# [Supplied data]
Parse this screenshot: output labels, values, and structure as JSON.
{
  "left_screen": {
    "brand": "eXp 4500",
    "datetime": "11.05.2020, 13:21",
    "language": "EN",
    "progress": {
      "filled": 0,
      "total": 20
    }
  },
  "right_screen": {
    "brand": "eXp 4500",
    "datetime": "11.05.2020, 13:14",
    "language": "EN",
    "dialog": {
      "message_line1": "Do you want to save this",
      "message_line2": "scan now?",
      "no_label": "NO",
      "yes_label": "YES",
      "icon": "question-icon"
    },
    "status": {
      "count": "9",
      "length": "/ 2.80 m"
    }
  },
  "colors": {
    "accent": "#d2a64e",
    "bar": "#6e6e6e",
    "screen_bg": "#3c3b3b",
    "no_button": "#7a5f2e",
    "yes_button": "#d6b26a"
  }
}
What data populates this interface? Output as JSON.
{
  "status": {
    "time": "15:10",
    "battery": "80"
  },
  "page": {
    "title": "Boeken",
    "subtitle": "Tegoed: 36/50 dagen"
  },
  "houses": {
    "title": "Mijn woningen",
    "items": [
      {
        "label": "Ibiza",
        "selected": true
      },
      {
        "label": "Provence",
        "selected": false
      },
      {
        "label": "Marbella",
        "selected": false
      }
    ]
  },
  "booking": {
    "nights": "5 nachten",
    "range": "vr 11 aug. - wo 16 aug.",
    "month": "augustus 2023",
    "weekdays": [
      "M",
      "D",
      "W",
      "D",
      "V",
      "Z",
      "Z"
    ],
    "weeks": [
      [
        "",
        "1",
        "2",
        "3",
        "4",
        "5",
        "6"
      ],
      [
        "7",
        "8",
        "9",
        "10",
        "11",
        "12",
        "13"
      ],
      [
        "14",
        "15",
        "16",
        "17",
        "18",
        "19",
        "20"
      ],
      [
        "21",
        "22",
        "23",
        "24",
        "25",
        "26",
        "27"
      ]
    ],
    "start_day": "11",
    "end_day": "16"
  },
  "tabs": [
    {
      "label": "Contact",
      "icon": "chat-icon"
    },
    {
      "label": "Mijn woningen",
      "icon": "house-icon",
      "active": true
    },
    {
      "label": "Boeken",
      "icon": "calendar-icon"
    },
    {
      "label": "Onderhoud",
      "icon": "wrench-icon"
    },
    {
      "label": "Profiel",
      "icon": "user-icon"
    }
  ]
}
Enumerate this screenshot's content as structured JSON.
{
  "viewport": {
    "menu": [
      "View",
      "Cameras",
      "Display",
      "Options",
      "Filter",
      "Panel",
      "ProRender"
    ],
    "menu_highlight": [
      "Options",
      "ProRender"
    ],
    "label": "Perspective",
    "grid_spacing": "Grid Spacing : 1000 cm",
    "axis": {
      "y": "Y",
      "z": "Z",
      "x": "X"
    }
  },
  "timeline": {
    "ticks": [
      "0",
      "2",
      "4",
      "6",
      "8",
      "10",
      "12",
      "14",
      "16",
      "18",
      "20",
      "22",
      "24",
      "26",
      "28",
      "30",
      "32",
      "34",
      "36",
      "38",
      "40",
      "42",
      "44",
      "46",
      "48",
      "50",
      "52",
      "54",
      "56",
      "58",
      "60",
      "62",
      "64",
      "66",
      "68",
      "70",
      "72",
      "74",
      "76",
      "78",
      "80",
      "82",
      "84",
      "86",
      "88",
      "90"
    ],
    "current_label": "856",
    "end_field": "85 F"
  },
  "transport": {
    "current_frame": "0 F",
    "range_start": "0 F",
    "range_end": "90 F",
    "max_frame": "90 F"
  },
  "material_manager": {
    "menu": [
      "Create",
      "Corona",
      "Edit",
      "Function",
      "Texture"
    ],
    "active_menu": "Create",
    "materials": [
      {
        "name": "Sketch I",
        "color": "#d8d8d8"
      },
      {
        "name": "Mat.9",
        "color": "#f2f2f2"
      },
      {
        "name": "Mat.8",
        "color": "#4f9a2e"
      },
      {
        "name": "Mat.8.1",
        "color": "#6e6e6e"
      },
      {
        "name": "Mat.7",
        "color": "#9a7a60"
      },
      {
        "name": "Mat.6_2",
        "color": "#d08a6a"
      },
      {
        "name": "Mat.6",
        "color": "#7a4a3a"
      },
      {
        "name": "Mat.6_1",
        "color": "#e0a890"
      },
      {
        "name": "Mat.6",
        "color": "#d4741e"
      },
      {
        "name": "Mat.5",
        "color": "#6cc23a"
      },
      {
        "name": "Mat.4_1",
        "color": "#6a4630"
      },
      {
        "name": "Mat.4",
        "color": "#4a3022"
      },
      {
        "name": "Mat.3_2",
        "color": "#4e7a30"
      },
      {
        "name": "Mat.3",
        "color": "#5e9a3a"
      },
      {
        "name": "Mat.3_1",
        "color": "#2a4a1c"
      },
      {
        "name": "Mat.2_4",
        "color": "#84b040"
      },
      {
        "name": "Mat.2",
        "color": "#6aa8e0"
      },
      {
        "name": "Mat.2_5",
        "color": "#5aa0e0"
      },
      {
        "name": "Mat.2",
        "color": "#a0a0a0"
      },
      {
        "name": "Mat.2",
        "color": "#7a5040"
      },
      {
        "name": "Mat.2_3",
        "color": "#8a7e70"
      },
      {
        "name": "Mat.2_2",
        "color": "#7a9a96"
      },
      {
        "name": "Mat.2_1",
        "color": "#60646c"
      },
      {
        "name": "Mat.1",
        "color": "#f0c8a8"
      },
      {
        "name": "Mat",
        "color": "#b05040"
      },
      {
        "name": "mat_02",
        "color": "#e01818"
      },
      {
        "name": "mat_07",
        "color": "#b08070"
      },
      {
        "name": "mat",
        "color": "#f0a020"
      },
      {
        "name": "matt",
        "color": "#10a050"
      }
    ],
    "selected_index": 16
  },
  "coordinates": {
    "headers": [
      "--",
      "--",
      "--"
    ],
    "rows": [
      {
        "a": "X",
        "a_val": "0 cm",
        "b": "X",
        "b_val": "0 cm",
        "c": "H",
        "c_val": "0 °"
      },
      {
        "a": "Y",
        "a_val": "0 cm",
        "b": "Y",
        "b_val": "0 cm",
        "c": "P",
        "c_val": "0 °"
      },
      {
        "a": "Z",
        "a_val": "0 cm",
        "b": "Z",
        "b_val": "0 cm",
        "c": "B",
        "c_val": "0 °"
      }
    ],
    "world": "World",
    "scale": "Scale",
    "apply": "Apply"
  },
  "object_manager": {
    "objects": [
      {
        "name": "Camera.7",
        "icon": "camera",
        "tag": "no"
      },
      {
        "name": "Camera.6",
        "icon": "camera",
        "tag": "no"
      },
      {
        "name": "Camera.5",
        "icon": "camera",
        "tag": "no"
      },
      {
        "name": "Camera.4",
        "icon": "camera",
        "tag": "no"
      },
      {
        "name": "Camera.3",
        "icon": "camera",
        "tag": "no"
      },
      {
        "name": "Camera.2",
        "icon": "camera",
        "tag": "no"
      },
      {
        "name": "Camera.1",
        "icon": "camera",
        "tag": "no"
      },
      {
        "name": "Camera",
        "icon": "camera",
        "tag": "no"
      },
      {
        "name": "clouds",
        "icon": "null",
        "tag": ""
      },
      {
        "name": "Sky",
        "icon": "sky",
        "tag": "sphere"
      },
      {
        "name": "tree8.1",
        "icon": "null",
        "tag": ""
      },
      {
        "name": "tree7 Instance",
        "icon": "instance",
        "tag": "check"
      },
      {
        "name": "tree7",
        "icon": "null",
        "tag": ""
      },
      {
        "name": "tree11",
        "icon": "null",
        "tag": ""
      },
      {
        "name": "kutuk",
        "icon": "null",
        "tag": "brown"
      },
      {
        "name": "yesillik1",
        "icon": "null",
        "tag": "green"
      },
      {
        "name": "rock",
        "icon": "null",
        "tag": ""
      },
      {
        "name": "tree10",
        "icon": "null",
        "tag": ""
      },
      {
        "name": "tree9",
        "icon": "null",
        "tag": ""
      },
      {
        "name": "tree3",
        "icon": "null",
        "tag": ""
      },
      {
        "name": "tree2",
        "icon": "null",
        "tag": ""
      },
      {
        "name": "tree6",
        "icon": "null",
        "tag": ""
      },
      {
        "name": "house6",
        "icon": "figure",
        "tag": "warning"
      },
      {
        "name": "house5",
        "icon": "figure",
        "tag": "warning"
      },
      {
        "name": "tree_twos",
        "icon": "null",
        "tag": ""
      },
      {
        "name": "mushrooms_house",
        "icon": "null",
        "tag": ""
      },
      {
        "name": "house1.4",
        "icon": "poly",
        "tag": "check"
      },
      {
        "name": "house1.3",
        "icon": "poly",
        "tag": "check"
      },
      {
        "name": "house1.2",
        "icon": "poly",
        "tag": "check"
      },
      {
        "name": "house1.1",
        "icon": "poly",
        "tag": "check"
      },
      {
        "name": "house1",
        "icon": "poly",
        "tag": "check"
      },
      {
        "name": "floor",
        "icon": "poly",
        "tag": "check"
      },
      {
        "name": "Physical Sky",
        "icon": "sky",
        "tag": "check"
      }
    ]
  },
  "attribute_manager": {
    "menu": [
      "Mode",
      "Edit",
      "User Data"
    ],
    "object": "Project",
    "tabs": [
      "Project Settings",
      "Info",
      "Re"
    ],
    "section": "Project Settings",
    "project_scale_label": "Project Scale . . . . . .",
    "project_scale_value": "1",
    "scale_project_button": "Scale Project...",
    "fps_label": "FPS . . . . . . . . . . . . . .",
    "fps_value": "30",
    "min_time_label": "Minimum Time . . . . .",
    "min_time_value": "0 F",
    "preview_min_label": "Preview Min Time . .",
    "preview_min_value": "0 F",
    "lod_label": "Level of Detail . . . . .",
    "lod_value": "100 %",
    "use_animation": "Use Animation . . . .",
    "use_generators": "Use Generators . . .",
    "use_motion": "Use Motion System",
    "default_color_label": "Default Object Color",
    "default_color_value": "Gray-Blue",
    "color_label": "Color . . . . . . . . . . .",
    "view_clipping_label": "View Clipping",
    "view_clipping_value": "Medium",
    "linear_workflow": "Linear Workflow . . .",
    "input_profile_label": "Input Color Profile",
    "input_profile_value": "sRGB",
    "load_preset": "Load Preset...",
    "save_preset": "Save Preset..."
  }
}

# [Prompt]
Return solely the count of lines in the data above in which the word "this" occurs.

# [Exercise response]
4